Start of DATASET EXTRACT

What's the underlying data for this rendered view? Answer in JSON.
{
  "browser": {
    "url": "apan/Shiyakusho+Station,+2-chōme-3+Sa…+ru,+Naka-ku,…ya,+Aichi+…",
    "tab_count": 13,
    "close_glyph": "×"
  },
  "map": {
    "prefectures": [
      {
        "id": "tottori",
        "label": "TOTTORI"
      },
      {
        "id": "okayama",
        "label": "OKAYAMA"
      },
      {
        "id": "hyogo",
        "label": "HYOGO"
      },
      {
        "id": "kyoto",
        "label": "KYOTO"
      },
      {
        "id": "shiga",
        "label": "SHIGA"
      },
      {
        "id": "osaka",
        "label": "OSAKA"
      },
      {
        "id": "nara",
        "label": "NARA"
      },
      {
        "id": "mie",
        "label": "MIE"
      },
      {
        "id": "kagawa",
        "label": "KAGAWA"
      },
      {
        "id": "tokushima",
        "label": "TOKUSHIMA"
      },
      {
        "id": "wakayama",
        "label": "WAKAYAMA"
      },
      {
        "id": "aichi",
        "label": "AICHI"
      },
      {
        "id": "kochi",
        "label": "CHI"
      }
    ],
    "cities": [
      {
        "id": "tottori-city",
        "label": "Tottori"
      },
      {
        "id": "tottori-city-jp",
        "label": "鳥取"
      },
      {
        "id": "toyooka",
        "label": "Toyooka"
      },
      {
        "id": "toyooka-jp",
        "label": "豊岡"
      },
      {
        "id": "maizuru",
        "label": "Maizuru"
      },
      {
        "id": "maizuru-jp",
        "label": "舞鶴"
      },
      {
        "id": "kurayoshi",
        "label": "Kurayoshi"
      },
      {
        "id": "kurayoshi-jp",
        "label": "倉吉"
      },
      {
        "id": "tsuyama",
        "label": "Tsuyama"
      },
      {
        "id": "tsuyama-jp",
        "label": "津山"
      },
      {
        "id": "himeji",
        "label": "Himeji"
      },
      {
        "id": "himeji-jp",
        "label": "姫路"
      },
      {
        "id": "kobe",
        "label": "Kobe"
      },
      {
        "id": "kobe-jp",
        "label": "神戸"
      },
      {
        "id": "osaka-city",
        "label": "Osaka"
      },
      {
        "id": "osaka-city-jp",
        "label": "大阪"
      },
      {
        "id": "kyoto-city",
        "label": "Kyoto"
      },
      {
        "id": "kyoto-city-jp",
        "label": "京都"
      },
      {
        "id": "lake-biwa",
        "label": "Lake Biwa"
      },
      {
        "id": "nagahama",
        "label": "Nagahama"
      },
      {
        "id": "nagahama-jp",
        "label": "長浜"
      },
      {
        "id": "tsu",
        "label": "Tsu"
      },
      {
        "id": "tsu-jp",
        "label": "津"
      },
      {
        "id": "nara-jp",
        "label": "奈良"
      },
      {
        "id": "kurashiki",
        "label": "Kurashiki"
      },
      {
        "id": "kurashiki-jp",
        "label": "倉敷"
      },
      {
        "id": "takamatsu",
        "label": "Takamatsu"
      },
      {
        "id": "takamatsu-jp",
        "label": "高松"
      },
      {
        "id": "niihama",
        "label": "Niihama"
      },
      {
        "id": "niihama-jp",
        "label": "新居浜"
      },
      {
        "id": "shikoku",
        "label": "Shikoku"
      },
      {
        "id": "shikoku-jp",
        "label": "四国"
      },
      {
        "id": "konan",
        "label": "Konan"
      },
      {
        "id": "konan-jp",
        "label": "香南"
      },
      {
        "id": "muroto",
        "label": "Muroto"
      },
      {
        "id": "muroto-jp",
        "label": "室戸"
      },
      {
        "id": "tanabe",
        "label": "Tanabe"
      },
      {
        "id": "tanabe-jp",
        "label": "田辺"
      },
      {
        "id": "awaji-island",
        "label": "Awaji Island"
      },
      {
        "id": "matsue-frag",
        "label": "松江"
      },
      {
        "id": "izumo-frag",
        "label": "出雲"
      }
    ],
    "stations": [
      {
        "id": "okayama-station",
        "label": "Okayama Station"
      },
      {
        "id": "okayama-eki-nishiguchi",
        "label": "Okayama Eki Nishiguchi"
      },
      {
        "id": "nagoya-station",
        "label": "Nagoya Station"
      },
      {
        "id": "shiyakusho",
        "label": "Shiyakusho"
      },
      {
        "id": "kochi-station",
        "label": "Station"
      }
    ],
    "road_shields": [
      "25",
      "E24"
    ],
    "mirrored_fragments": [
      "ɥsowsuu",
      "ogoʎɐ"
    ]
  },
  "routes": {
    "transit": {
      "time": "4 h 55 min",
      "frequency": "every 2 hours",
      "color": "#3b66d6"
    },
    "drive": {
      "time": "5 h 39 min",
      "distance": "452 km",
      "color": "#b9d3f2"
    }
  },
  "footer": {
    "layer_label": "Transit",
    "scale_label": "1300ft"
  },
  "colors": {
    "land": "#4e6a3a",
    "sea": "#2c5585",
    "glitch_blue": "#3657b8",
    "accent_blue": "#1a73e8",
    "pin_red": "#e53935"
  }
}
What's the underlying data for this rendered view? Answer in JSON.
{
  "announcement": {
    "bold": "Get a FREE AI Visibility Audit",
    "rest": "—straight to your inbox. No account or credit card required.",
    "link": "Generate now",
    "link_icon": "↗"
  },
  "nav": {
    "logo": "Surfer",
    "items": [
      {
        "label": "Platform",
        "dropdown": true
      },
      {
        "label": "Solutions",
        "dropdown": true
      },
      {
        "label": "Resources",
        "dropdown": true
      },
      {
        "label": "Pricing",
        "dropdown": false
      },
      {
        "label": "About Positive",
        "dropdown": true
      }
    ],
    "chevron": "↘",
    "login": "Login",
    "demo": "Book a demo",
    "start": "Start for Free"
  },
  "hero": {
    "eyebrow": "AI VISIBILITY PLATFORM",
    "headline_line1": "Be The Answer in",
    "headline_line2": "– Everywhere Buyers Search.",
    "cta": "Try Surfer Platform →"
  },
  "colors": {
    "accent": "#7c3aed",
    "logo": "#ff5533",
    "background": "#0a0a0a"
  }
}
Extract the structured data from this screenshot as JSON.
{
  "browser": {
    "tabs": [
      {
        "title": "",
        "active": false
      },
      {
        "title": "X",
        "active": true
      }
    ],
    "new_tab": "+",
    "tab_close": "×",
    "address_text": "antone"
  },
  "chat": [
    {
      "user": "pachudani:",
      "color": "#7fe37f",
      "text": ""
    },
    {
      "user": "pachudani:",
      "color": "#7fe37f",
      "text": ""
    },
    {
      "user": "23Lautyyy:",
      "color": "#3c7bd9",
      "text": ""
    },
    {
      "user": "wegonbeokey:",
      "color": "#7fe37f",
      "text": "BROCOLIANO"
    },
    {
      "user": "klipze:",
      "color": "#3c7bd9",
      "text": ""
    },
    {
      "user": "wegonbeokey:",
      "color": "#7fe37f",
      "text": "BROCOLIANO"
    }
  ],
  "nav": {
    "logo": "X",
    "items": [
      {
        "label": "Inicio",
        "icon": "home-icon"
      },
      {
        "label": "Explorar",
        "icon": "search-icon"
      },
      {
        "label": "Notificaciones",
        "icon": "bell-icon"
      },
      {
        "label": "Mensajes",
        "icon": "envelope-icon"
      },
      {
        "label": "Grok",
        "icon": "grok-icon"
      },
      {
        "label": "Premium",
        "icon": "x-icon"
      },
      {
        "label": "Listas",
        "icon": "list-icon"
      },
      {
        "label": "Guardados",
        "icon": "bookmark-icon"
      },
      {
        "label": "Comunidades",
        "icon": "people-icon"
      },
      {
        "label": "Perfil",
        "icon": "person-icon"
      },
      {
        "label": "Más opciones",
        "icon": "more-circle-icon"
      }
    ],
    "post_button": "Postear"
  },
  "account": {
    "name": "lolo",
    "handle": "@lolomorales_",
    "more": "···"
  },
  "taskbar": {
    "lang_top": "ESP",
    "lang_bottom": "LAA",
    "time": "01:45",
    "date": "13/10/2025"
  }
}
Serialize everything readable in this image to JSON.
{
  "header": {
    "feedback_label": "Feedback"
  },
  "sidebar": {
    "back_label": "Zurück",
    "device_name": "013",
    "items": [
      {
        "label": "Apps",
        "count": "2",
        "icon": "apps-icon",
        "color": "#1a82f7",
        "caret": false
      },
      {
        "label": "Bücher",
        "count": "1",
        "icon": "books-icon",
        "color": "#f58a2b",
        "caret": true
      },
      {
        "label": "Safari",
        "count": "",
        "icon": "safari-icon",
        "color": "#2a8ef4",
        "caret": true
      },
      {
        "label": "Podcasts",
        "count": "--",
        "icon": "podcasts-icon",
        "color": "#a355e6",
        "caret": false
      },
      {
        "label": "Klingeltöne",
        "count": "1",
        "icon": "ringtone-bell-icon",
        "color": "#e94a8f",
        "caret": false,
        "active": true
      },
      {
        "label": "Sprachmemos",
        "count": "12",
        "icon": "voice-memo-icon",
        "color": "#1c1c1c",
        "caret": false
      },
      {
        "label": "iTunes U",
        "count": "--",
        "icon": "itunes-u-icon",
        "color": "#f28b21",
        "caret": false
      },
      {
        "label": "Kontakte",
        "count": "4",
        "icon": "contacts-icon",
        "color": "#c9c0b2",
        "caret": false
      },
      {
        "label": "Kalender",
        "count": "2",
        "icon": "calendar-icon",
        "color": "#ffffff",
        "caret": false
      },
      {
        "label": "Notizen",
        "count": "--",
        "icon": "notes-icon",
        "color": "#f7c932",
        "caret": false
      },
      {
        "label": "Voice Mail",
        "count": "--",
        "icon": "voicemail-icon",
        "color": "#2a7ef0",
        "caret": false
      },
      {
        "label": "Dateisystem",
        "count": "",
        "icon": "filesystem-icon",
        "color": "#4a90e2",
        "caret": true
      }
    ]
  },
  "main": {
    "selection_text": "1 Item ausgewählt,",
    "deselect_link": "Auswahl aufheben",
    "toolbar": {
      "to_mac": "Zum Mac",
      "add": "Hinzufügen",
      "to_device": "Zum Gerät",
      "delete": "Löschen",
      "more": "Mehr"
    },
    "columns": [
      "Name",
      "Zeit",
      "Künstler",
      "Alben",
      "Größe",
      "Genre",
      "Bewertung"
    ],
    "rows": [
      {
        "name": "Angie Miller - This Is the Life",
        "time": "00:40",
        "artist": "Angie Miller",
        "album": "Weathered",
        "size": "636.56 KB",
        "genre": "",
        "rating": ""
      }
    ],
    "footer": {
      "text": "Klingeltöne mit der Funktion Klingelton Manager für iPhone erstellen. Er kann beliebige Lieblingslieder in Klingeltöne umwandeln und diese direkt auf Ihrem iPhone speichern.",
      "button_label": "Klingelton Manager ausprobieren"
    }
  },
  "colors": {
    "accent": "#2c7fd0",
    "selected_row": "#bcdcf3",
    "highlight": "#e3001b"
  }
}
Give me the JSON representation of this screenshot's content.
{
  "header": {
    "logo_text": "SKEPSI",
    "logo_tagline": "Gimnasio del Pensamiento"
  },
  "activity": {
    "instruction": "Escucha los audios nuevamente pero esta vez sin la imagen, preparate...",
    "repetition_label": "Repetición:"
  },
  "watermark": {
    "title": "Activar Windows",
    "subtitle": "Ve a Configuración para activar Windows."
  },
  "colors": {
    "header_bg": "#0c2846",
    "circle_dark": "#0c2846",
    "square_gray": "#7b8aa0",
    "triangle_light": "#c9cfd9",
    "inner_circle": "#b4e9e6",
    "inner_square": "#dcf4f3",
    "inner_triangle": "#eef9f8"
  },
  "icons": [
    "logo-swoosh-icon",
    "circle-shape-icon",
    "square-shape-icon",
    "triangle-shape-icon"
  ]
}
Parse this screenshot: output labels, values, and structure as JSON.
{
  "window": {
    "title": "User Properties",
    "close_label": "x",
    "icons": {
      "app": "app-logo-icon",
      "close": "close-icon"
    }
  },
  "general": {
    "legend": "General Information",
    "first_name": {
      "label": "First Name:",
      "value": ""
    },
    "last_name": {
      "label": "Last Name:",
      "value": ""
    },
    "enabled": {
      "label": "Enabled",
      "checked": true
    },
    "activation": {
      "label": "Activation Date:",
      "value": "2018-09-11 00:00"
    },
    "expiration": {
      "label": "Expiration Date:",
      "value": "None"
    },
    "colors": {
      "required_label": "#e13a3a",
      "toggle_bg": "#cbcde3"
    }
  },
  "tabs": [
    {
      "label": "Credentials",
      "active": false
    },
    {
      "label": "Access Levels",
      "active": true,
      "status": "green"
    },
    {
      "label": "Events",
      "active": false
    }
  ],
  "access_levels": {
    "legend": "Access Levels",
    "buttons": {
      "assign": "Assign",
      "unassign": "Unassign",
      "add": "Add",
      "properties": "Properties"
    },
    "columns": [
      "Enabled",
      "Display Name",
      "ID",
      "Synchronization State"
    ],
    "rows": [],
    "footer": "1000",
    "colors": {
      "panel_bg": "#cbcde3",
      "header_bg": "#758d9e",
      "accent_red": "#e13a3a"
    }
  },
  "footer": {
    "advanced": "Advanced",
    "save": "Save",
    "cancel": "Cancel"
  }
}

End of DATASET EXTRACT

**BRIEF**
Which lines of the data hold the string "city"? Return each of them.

**RESPONSE TO THIS EXERCISE**
        "id": "tottori-city",
        "id": "tottori-city-jp",
        "id": "osaka-city",
        "id": "osaka-city-jp",
        "id": "kyoto-city",
        "id": "kyoto-city-jp",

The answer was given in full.